Panel II: Zentren und Peripherien

Chair: Flavia Bruni (Università di Chieti-Pescara)

Kevin Stevens (University of Nevada, Reno): Purchasing Books from Cologne (and the Frankfurt Fairs): A Contract between the Antoni Book Firm from Milan and the Birckmann, Publishers in Cologne (1573)

Andrea Ottone (Universitetet i Oslo): La circolazione delle edizioni tedesche in Italia alla fine del XVI secolo: una panoramica bibliometrica attraverso la documentazione della Congregazione dell’Indice

Panel III: Wissensfelder und Interaktion

Chair: Jörg Schwarz (Universität Innsbruck)

Nina Lamal (NL-Lab, Amsterdam) Cooperation or coercion? Diplomats and Publishing Endeavours in Italian and German States

Oren Margolis (University of East Anglia, Norwich): Phoebus in ventre Martis: Aldus Manutius, German Humanists, and the “Long Arm of Kings”

Julia Bruch (Universität zu Köln): Trading Technical Manuals. Late Medieval Exchange of Knowledge and Books Across the Alps

Shanti Graheli (University of Glasgow): Italian Books in Germany: Reading Practices in Negotiating Foreign Texts

Panel IV: Friktionen auf dem Europäischen Markt

Chair: Mona Garloff (Universität Innsbruck)

Jorge Fragua Valdivieso (Universidad Complutense de Madrid): Competition and Style: Typographic Choices and Similarities between Christopher Plantin and the Giunta family

Tobias Daniels (Ludwig-Maximilians-Universität, München): Broken Trade Chains, Lost Books and the Questions of Market Orientation, Responsibility and Money: the European Book Trade Network of Bernardino Stagnino

Magnus Ressel (Goethe-Universität, Frankfurt am Main): Fernbuchhandel zwischen den deutschsprachigen Ländern und Italien 1450-1800: Neue Forschungen zu Wissenstransfers, Märkten und Akteuren

Flavia Bruni (Università di Chieti-Pescara): “Impresse Venetijs opera arte et expensis Petri Liechtensteyn Coloniensis Germani:” The Commercial Network of a Sixteenth-century German Printer Abroad

Panel V: Religiöse Fragmentierung

Chair: Riccarda Suitner (Deutsches Historisches Institut, Rom)

Saskia Limbach (Georg-August-Universität Göttingen): Financing the Production and Distribution of Lutheran Texts in Italian in the 1560s. The Urach Press and its Multilingual Ambitions

Andreea Badea (Goethe-Universität, Frankfurt am Main): Information and Control of Knowledge. Roman Booksellers and Early Modern Censorship

Panel VI: Akquisition und Marktdynamiken

Chair: Tobias Daniels (Ludwig-Maximilians-Universität München)

William Connell (Seton Hall University, New Jersey): Two Florentines in Paris and Their Books

Jörg Schwarz (Universität Innsbruck): Die res publica litteraria auf dem Buchmarkt. Der Hof Kaiser Maximilians I. (1459/1486-1519) und der Fernbuchhandel seiner Zeit

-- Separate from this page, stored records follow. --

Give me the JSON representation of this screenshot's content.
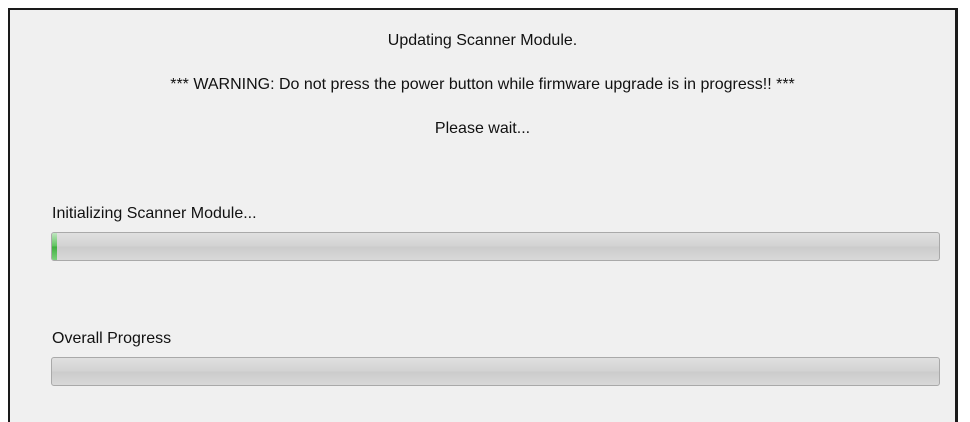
{
  "dialog": {
    "title": "Updating Scanner Module.",
    "warning": "*** WARNING: Do not press the power button while firmware upgrade is in progress!! ***",
    "wait": "Please wait..."
  },
  "progress": {
    "module": {
      "label": "Initializing Scanner Module...",
      "fraction": 0.005,
      "color": "#4caf50"
    },
    "overall": {
      "label": "Overall Progress",
      "fraction": 0
    }
  }
}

Paola Molino (Università di Padova): The Imperial Library of Vienna and the Italian Book Market between 16th and 17th century

Panel VII: Der Buchmarkt als Neuperspektivierung des Aufklärungsjahrhunderts

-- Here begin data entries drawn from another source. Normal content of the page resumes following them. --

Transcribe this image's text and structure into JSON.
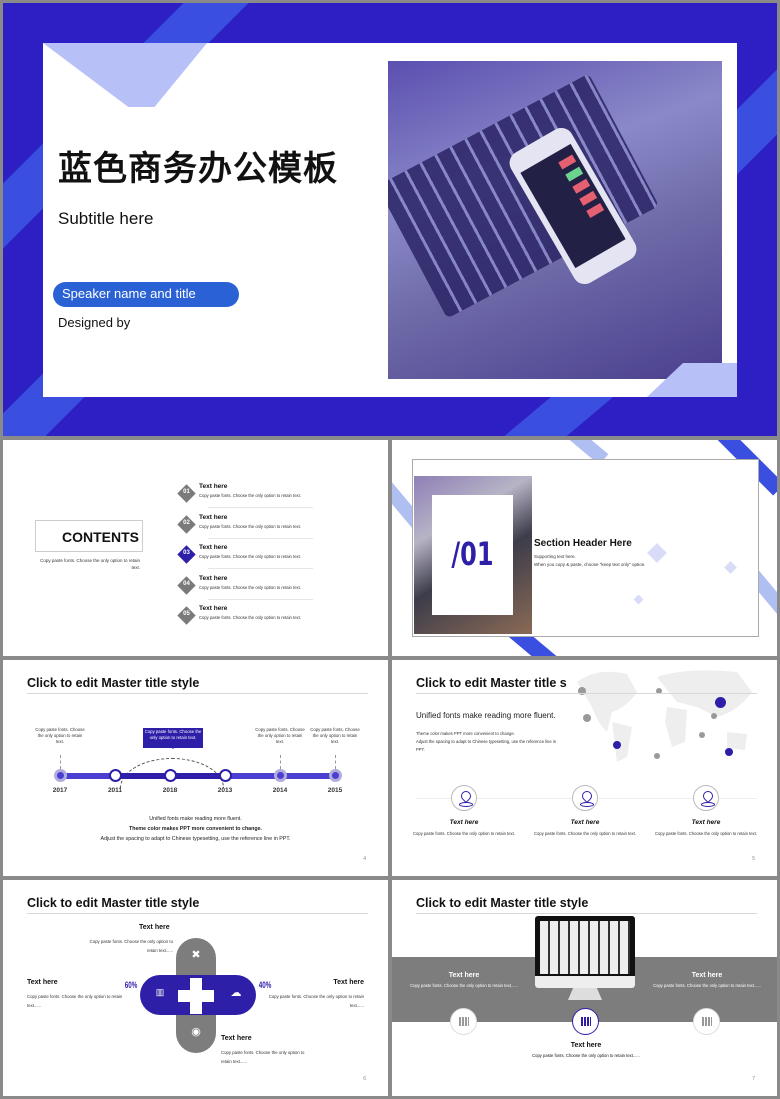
{
  "slides": {
    "title": {
      "heading": "蓝色商务办公模板",
      "subtitle": "Subtitle here",
      "speaker_pill": "Speaker name and title",
      "designed_by": "Designed by",
      "colors": {
        "primary": "#2d1fc4",
        "accent": "#3a4ee0",
        "light": "#b7c1f7",
        "pill": "#2a62d6"
      }
    },
    "contents": {
      "title": "CONTENTS",
      "note": "Copy paste fonts. Choose the only option to retain text.",
      "items": [
        {
          "num": "01",
          "head": "Text here",
          "desc": "Copy paste fonts. Choose the only option to retain text.",
          "active": false
        },
        {
          "num": "02",
          "head": "Text here",
          "desc": "Copy paste fonts. Choose the only option to retain text.",
          "active": false
        },
        {
          "num": "03",
          "head": "Text here",
          "desc": "Copy paste fonts. Choose the only option to retain text.",
          "active": true
        },
        {
          "num": "04",
          "head": "Text here",
          "desc": "Copy paste fonts. Choose the only option to retain text.",
          "active": false
        },
        {
          "num": "05",
          "head": "Text here",
          "desc": "Copy paste fonts. Choose the only option to retain text.",
          "active": false
        }
      ]
    },
    "section": {
      "number": "/01",
      "header": "Section Header Here",
      "line1": "Supporting text here.",
      "line2": "When you copy & paste, choose \"keep text only\" option."
    },
    "timeline": {
      "title": "Click to edit Master title style",
      "years": [
        "2017",
        "2011",
        "2018",
        "2013",
        "2014",
        "2015"
      ],
      "caption": "Copy paste fonts. Choose the only option to retain text.",
      "bubble": "Copy paste fonts. Choose the only option to retain text.",
      "footer": [
        "Unified fonts make reading more fluent.",
        "Theme color makes PPT more convenient to change.",
        "Adjust the spacing to adapt to Chinese typesetting, use the reference line in PPT."
      ],
      "page": "4"
    },
    "map": {
      "title": "Click to edit Master title s",
      "lead": "Unified fonts make reading more fluent.",
      "small1": "Theme color makes PPT more convenient to change.",
      "small2": "Adjust the spacing to adapt to Chinese typesetting, use the reference line in PPT.",
      "columns": [
        {
          "head": "Text here",
          "desc": "Copy paste fonts. Choose the only option to retain text."
        },
        {
          "head": "Text here",
          "desc": "Copy paste fonts. Choose the only option to retain text."
        },
        {
          "head": "Text here",
          "desc": "Copy paste fonts. Choose the only option to retain text."
        }
      ],
      "page": "5"
    },
    "cross": {
      "title": "Click to edit Master title style",
      "top": {
        "head": "Text here",
        "desc": "Copy paste fonts. Choose the only option to retain text......"
      },
      "left": {
        "head": "Text here",
        "desc": "Copy paste fonts. Choose the only option to retain text......",
        "pct": "60%"
      },
      "right": {
        "head": "Text here",
        "desc": "Copy paste fonts. Choose the only option to retain text......",
        "pct": "40%"
      },
      "bottom": {
        "head": "Text here",
        "desc": "Copy paste fonts. Choose the only option to retain text......"
      },
      "page": "6"
    },
    "monitor": {
      "title": "Click to edit Master title style",
      "left": {
        "head": "Text here",
        "desc": "Copy paste fonts. Choose the only option to retain text......"
      },
      "right": {
        "head": "Text here",
        "desc": "Copy paste fonts. Choose the only option to retain text......"
      },
      "center": {
        "head": "Text here",
        "desc": "Copy paste fonts. Choose the only option to retain text......"
      },
      "page": "7"
    }
  }
}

Chair: Andreea Badea (Goethe-Universität Frankfurt am Main)

Margherita Palumbo (Biblioteca Casanatense, Roma): Edizioni italiane nella collezione privata di Gottfried Wilhelm Leibniz

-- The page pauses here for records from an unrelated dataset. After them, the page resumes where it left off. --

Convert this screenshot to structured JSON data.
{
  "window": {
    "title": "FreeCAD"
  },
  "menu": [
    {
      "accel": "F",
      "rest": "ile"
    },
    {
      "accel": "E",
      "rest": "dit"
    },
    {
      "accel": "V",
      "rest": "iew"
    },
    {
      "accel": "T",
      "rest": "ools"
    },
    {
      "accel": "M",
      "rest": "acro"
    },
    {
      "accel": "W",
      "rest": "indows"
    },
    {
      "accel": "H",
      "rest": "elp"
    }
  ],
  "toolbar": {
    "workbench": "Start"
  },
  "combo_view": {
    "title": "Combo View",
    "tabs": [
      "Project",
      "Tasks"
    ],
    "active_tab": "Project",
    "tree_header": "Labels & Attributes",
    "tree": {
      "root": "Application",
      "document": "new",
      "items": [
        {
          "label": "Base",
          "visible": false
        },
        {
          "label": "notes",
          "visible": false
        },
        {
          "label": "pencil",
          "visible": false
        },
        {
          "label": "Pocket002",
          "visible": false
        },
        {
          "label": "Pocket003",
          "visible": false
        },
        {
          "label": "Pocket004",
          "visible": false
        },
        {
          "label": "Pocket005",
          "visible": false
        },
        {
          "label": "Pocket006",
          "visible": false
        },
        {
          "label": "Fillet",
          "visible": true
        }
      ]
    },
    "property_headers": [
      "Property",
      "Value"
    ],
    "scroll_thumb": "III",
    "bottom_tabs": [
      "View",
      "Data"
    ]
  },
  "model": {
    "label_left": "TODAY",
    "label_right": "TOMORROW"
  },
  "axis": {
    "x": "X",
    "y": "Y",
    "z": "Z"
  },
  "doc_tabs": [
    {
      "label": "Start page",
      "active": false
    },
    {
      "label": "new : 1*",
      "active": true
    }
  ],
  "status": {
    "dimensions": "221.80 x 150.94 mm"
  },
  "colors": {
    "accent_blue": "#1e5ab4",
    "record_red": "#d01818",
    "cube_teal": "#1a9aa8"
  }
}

Mona Garloff (Universität Innsbruck): Wien und der italienische Buchmarkt im frühen 18. Jahrhundert